_Records_.
::::::::
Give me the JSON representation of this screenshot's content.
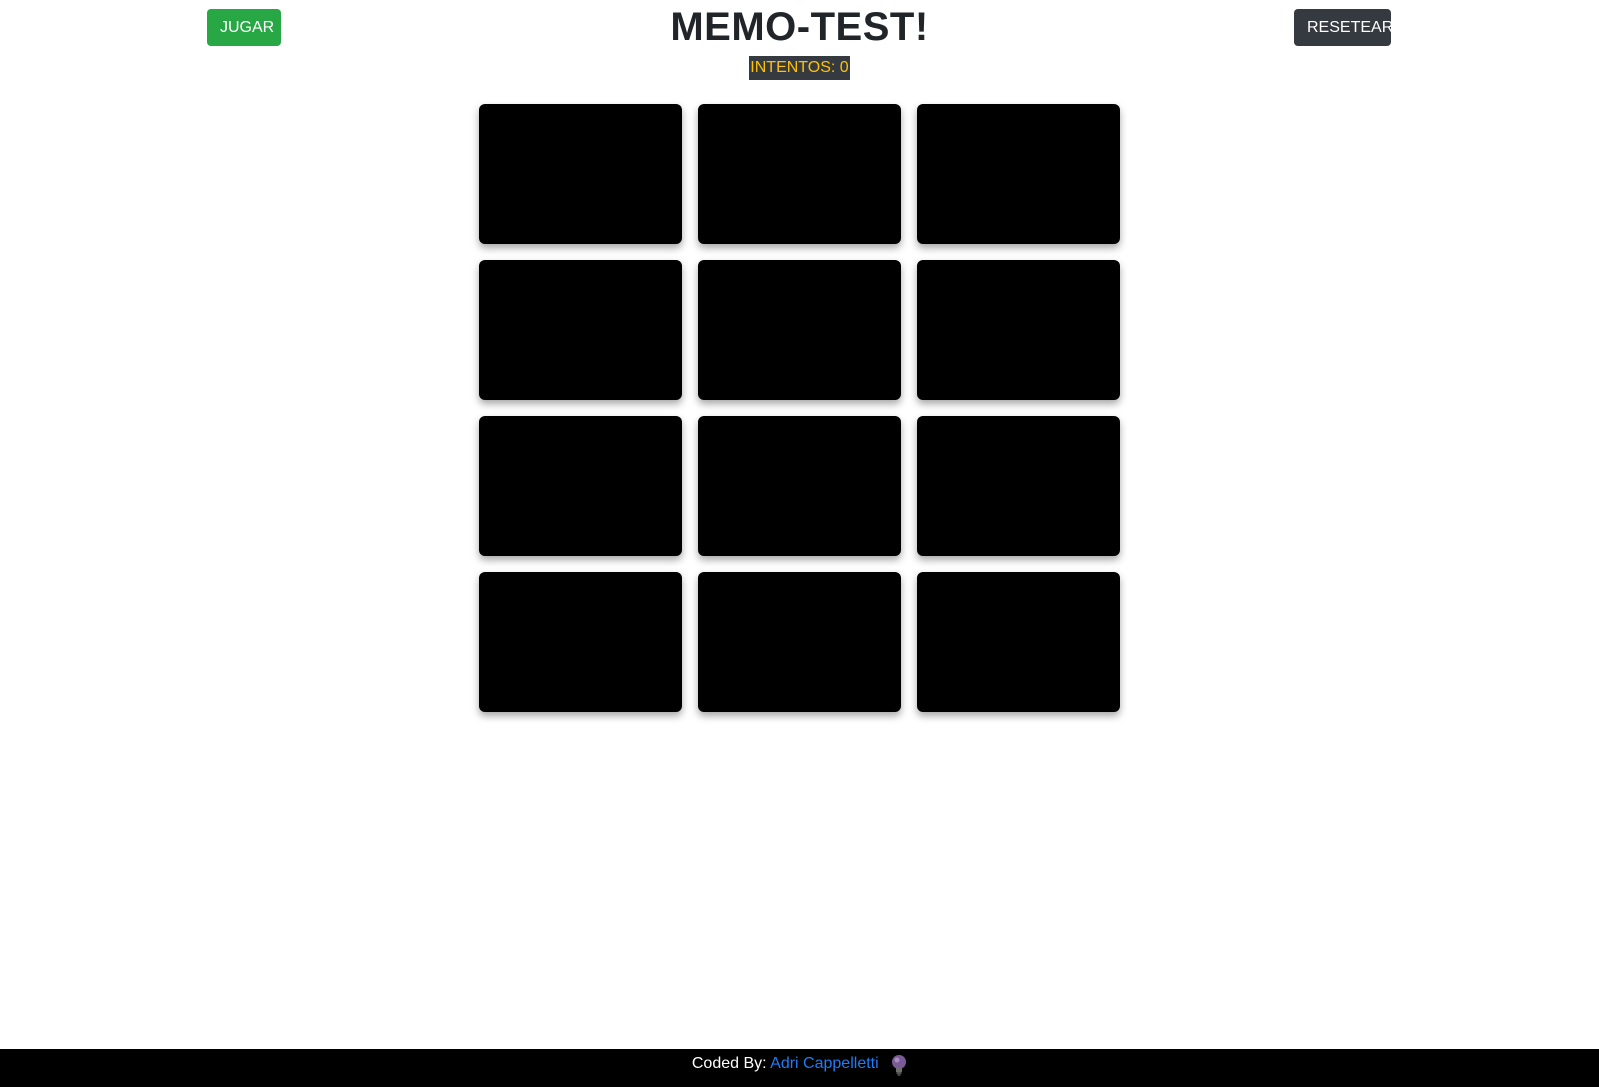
{
  "header": {
    "play_label": "JUGAR",
    "title": "MEMO-TEST!",
    "reset_label": "RESETEAR",
    "attempts_text": "INTENTOS: 0"
  },
  "board": {
    "rows": 4,
    "columns": 3,
    "card_count": 12,
    "card_state": "face-down",
    "card_color": "#000000"
  },
  "footer": {
    "prefix": "Coded By:",
    "author": "Adri Cappelletti",
    "avatar_icon": "bulb-avatar-icon"
  },
  "colors": {
    "play_button": "#28a745",
    "reset_button": "#343a40",
    "attempts_text": "#ffc107",
    "attempts_background": "#343a40",
    "footer_background": "#000000",
    "author_link": "#1e7cf5"
  }
}
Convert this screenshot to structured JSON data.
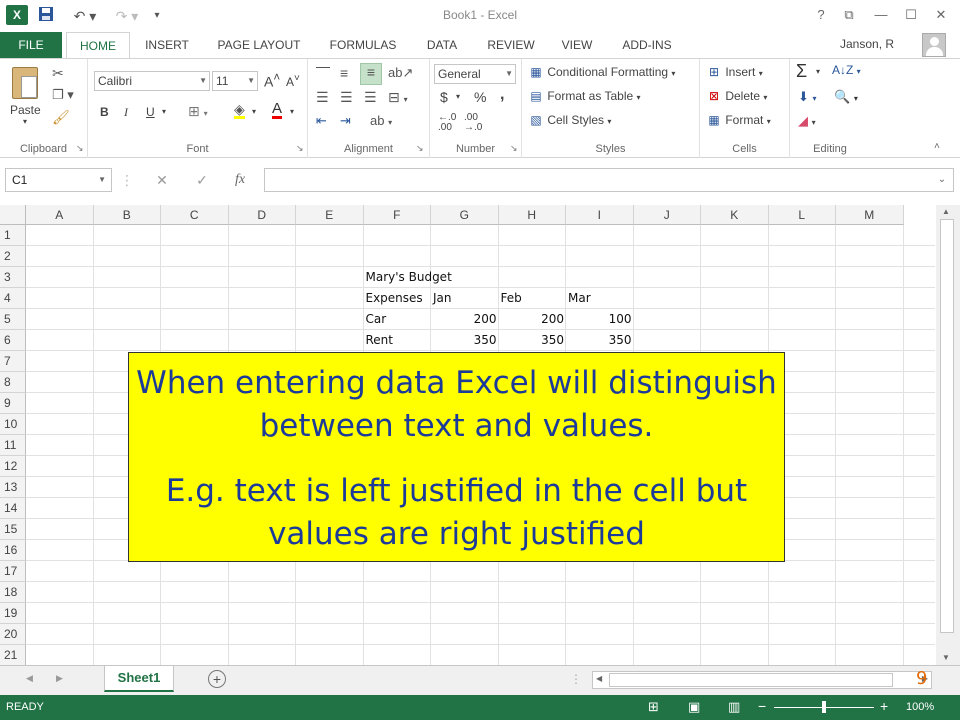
{
  "titlebar": {
    "app_icon": "X",
    "title": "Book1 - Excel",
    "help": "?",
    "restore_ribbon": "⧉",
    "minimize": "—",
    "maximize": "☐",
    "close": "✕"
  },
  "tabs": {
    "file": "FILE",
    "items": [
      "HOME",
      "INSERT",
      "PAGE LAYOUT",
      "FORMULAS",
      "DATA",
      "REVIEW",
      "VIEW",
      "ADD-INS"
    ],
    "active": "HOME",
    "user": "Janson, R"
  },
  "ribbon": {
    "clipboard": {
      "label": "Clipboard",
      "paste": "Paste"
    },
    "font": {
      "label": "Font",
      "name": "Calibri",
      "size": "11",
      "bold": "B",
      "italic": "I",
      "underline": "U"
    },
    "alignment": {
      "label": "Alignment"
    },
    "number": {
      "label": "Number",
      "format": "General",
      "currency": "$",
      "percent": "%",
      "comma": ","
    },
    "styles": {
      "label": "Styles",
      "conditional": "Conditional Formatting",
      "format_table": "Format as Table",
      "cell_styles": "Cell Styles"
    },
    "cells": {
      "label": "Cells",
      "insert": "Insert",
      "delete": "Delete",
      "format": "Format"
    },
    "editing": {
      "label": "Editing",
      "sum": "Σ"
    }
  },
  "formula_bar": {
    "name_box": "C1",
    "cancel": "✕",
    "enter": "✓",
    "fx": "fx",
    "content": ""
  },
  "grid": {
    "columns": [
      "A",
      "B",
      "C",
      "D",
      "E",
      "F",
      "G",
      "H",
      "I",
      "J",
      "K",
      "L",
      "M"
    ],
    "rows": [
      "1",
      "2",
      "3",
      "4",
      "5",
      "6",
      "7",
      "8",
      "9",
      "10",
      "11",
      "12",
      "13",
      "14",
      "15",
      "16",
      "17",
      "18",
      "19",
      "20",
      "21"
    ],
    "cells": {
      "F3": "Mary's Budget",
      "F4": "Expenses",
      "G4": "Jan",
      "H4": "Feb",
      "I4": "Mar",
      "F5": "Car",
      "G5": "200",
      "H5": "200",
      "I5": "100",
      "F6": "Rent",
      "G6": "350",
      "H6": "350",
      "I6": "350"
    }
  },
  "callout": {
    "line1": "When entering data Excel will distinguish between text and values.",
    "line2": "E.g. text is left justified in the cell but values are right justified",
    "page_number": "9"
  },
  "sheets": {
    "active": "Sheet1"
  },
  "status": {
    "mode": "READY",
    "zoom": "100%"
  }
}
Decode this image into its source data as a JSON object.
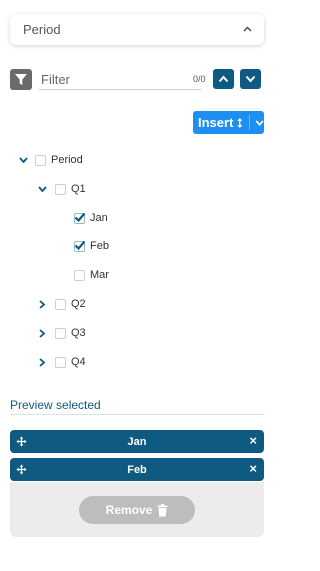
{
  "header": {
    "title": "Period",
    "chevron": "^"
  },
  "filter": {
    "placeholder": "Filter",
    "value": "",
    "counter": "0/0"
  },
  "insert": {
    "label": "Insert"
  },
  "tree": {
    "root": {
      "label": "Period",
      "checked": false,
      "expanded": true
    },
    "q1": {
      "label": "Q1",
      "checked": false,
      "expanded": true
    },
    "jan": {
      "label": "Jan",
      "checked": true
    },
    "feb": {
      "label": "Feb",
      "checked": true
    },
    "mar": {
      "label": "Mar",
      "checked": false
    },
    "q2": {
      "label": "Q2",
      "checked": false,
      "expanded": false
    },
    "q3": {
      "label": "Q3",
      "checked": false,
      "expanded": false
    },
    "q4": {
      "label": "Q4",
      "checked": false,
      "expanded": false
    }
  },
  "preview": {
    "title": "Preview selected",
    "items": [
      {
        "label": "Jan"
      },
      {
        "label": "Feb"
      }
    ],
    "close_glyph": "×",
    "remove_label": "Remove"
  },
  "colors": {
    "primary": "#0e5a80",
    "accent": "#1e8ff0",
    "muted": "#bdbdbd"
  }
}
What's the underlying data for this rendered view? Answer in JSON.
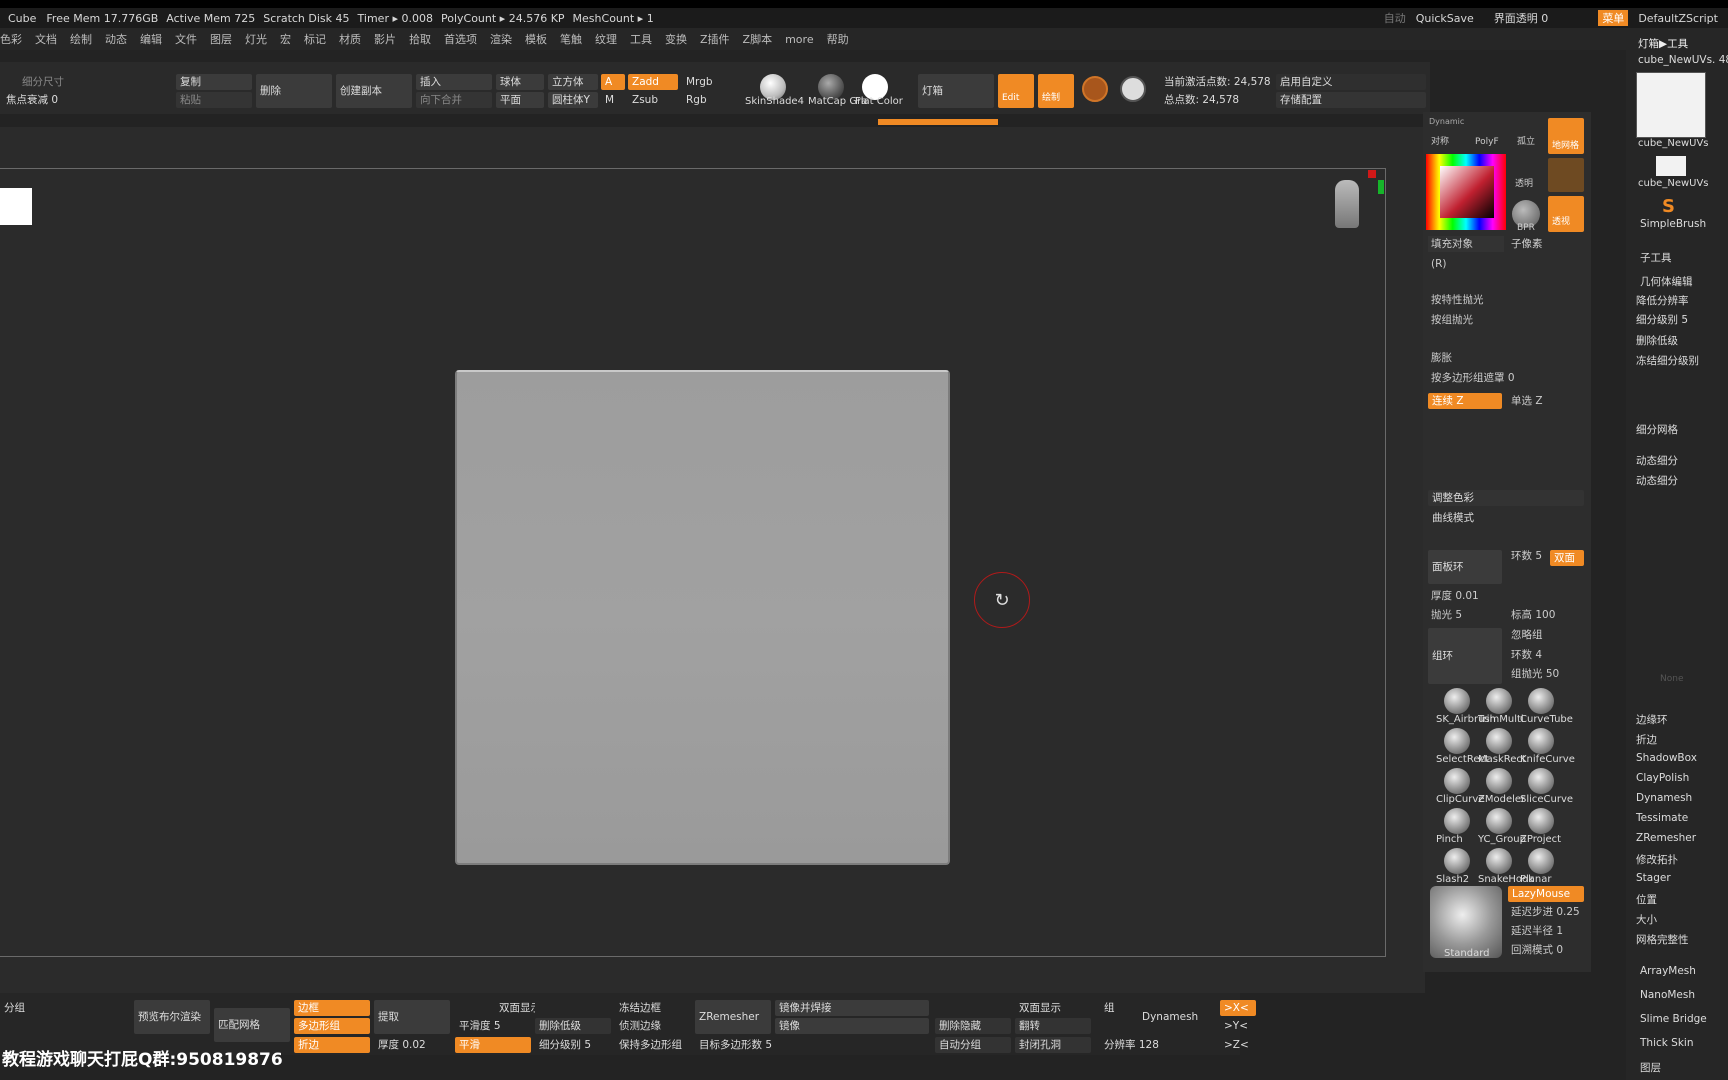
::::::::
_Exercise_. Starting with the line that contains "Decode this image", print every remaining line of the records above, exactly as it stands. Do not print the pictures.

_Expected output_.
Decode this image into its source data as a JSON object.
{
  "header": {
    "title": "Period",
    "chevron": "^"
  },
  "filter": {
    "placeholder": "Filter",
    "value": "",
    "counter": "0/0"
  },
  "insert": {
    "label": "Insert"
  },
  "tree": {
    "root": {
      "label": "Period",
      "checked": false,
      "expanded": true
    },
    "q1": {
      "label": "Q1",
      "checked": false,
      "expanded": true
    },
    "jan": {
      "label": "Jan",
      "checked": true
    },
    "feb": {
      "label": "Feb",
      "checked": true
    },
    "mar": {
      "label": "Mar",
      "checked": false
    },
    "q2": {
      "label": "Q2",
      "checked": false,
      "expanded": false
    },
    "q3": {
      "label": "Q3",
      "checked": false,
      "expanded": false
    },
    "q4": {
      "label": "Q4",
      "checked": false,
      "expanded": false
    }
  },
  "preview": {
    "title": "Preview selected",
    "items": [
      {
        "label": "Jan"
      },
      {
        "label": "Feb"
      }
    ],
    "close_glyph": "×",
    "remove_label": "Remove"
  },
  "colors": {
    "primary": "#0e5a80",
    "accent": "#1e8ff0",
    "muted": "#bdbdbd"
  }
}
What's the underlying data for this rendered view? Answer in JSON.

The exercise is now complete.